What are the clinical signs of kennel cough other than coughing?
It is often a mild disease, but the cough may be chronic, lasting for several weeks in some cases. Common clinical signs include a loud cough often described as a ‘goose honk’, runny eyes and nose, swollen tonsils, wheezing, lack of appetite, and depressed behavior. Most dogs with infectious tracheobronchitis will cough when the throat is rubbed or palpated, or during and after exercise. Often, the hacking cough caused by kennel cough will persist for several weeks after the infection. If your dog has kennel cough it is unlikely that they will lose their appetite or become lethargic.
How does a dog get kennel cough?
Kennel cough is very contagious, and dogs can readily transmit it by casual contact such as sniffing each other when on a walk, playing, or sharing water dishes. Certain factors increase the likelihood that your dog may contract kennel cough including stress, cold temperatures, exposure to dust or smoke, and crowded conditions.
What is the treatment for infectious tracheobronchitis?
There is no specific treatment for the viral infections, but many of the more severe signs are due to bacterial involvement, particularly Bordetella bronchiseptica. Antibiotics are useful against this bacterium.
Some cases require prolonged treatment, but most infections resolve within one to three weeks. Mild clinical signs may linger for several weeks even when the bacteria have been eliminated. Cough suppressants and anti-inflammatory medications may provide relief in some cases.
How can I prevent my dog contracting kennel cough?
Most vaccination programs your veterinarian will recommend include adenovirus and parainfluenza. Bordetella vaccination is also highly recommended for dogs that are boarded, groomed, or interact with other dogs in areas such as dog parks.
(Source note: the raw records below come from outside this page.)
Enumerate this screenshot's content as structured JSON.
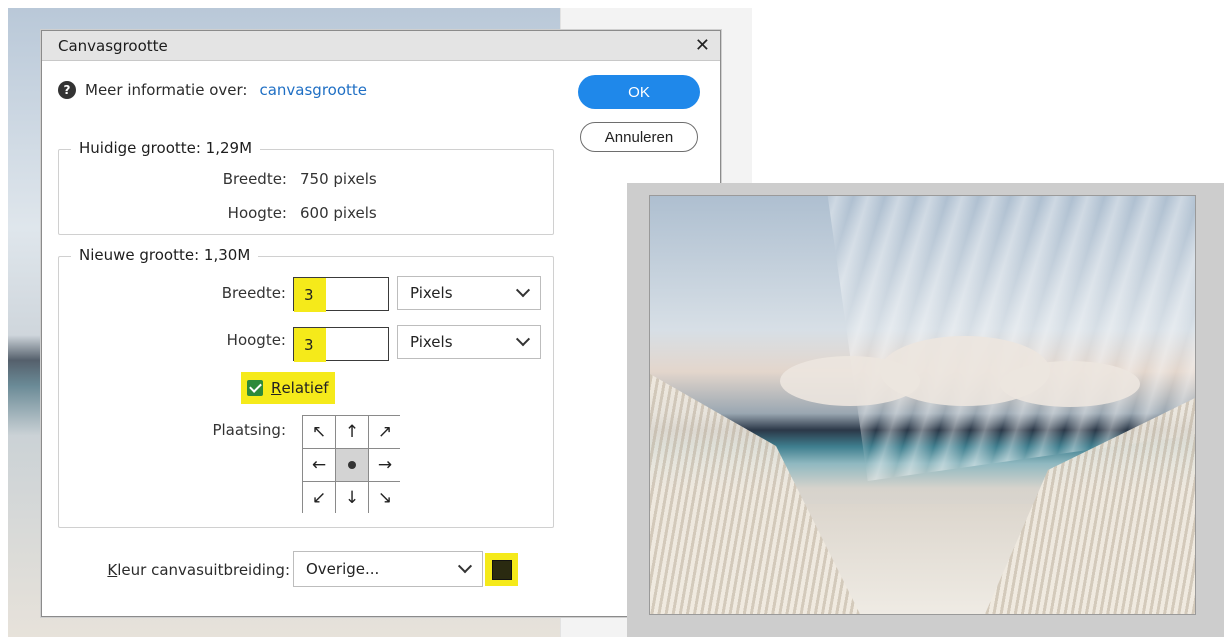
{
  "dialog": {
    "title": "Canvasgrootte",
    "close_glyph": "✕",
    "info_label": "Meer informatie over:",
    "info_link": "canvasgrootte",
    "ok_label": "OK",
    "cancel_label": "Annuleren"
  },
  "current_size": {
    "legend": "Huidige grootte: 1,29M",
    "width_label": "Breedte:",
    "width_value": "750 pixels",
    "height_label": "Hoogte:",
    "height_value": "600 pixels"
  },
  "new_size": {
    "legend": "Nieuwe grootte: 1,30M",
    "width_label": "Breedte:",
    "width_value": "3",
    "width_unit": "Pixels",
    "height_label": "Hoogte:",
    "height_value": "3",
    "height_unit": "Pixels",
    "relative_label_first": "R",
    "relative_label_rest": "elatief",
    "relative_checked": true,
    "anchor_label": "Plaatsing:",
    "anchor_cells": [
      "↖",
      "↑",
      "↗",
      "←",
      "",
      "→",
      "↙",
      "↓",
      "↘"
    ]
  },
  "extension_color": {
    "label_first": "K",
    "label_rest": "leur canvasuitbreiding:",
    "selected": "Overige...",
    "swatch_color": "#2a2a10"
  },
  "highlight_color": "#f5ea1a",
  "accent_color": "#1f88ea"
}
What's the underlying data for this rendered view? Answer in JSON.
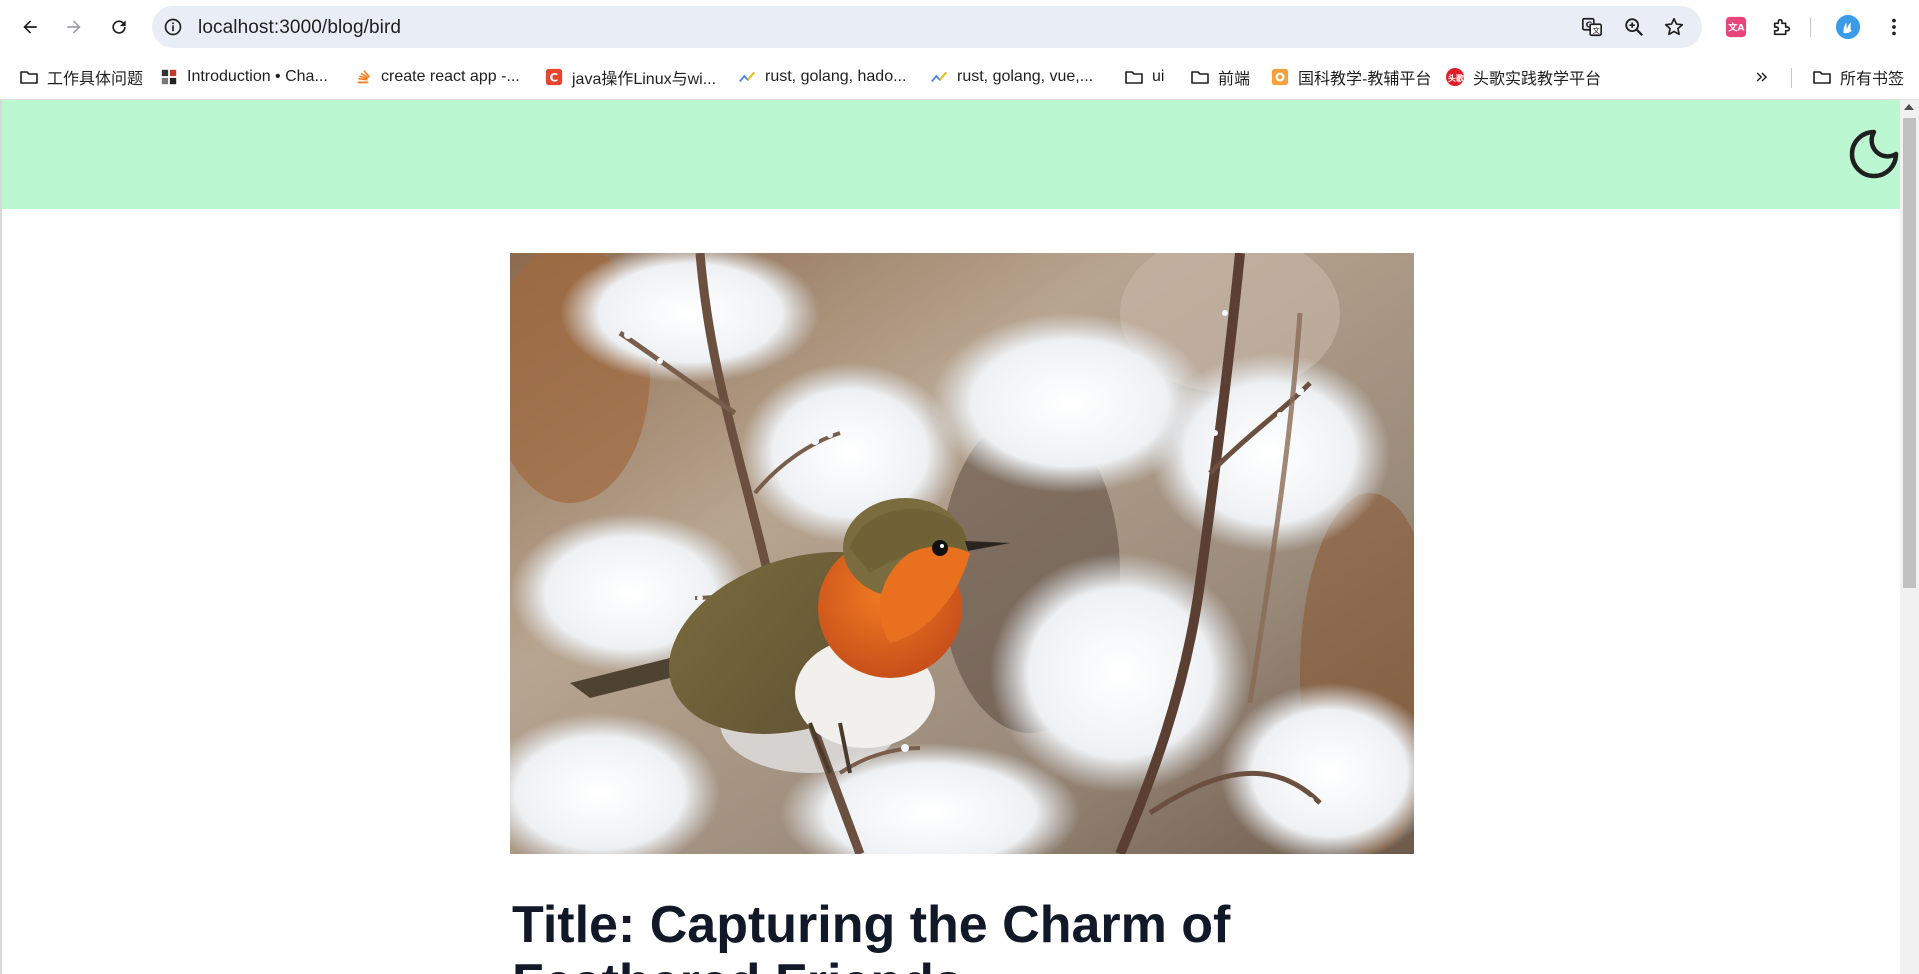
{
  "browser": {
    "url": "localhost:3000/blog/bird",
    "back_icon": "back-arrow-icon",
    "forward_icon": "forward-arrow-icon",
    "reload_icon": "reload-icon",
    "site_info_icon": "info-icon",
    "translate_icon": "translate-icon",
    "zoom_icon": "zoom-icon",
    "bookmark_icon": "star-icon",
    "extensions_icon": "puzzle-icon",
    "menu_icon": "kebab-menu-icon"
  },
  "bookmarks": {
    "items": [
      {
        "label": "工作具体问题",
        "icon": "folder-icon"
      },
      {
        "label": "Introduction • Cha...",
        "icon": "grid-favicon"
      },
      {
        "label": "create react app -...",
        "icon": "stack-favicon"
      },
      {
        "label": "java操作Linux与wi...",
        "icon": "c-favicon"
      },
      {
        "label": "rust, golang, hado...",
        "icon": "trend-favicon"
      },
      {
        "label": "rust, golang, vue,...",
        "icon": "trend-favicon"
      },
      {
        "label": "ui",
        "icon": "folder-icon"
      },
      {
        "label": "前端",
        "icon": "folder-icon"
      },
      {
        "label": "国科教学-教辅平台",
        "icon": "school-favicon"
      },
      {
        "label": "头歌实践教学平台",
        "icon": "toutiao-favicon"
      }
    ],
    "overflow_icon": "chevron-double-right-icon",
    "all_bookmarks_label": "所有书签"
  },
  "page": {
    "header_color": "#bbf7d0",
    "theme_toggle_icon": "moon-icon",
    "hero_image": "robin-in-snow-photo",
    "title": "Title: Capturing the Charm of Feathered Friends"
  },
  "colors": {
    "omnibox_bg": "#e9eef6",
    "title_text": "#111827"
  }
}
How are the Bordetella vaccines administered?
Bordetella vaccination is given either by injection, oral or intra-nasal route. Intra-nasal refers to the liquid vaccine administered as nose drops. This allows local immunity to develop on the mucous membranes of the nose, throat, and windpipe where the infectious agents first attack and provides more rapid protection against infection than the injectable vaccine.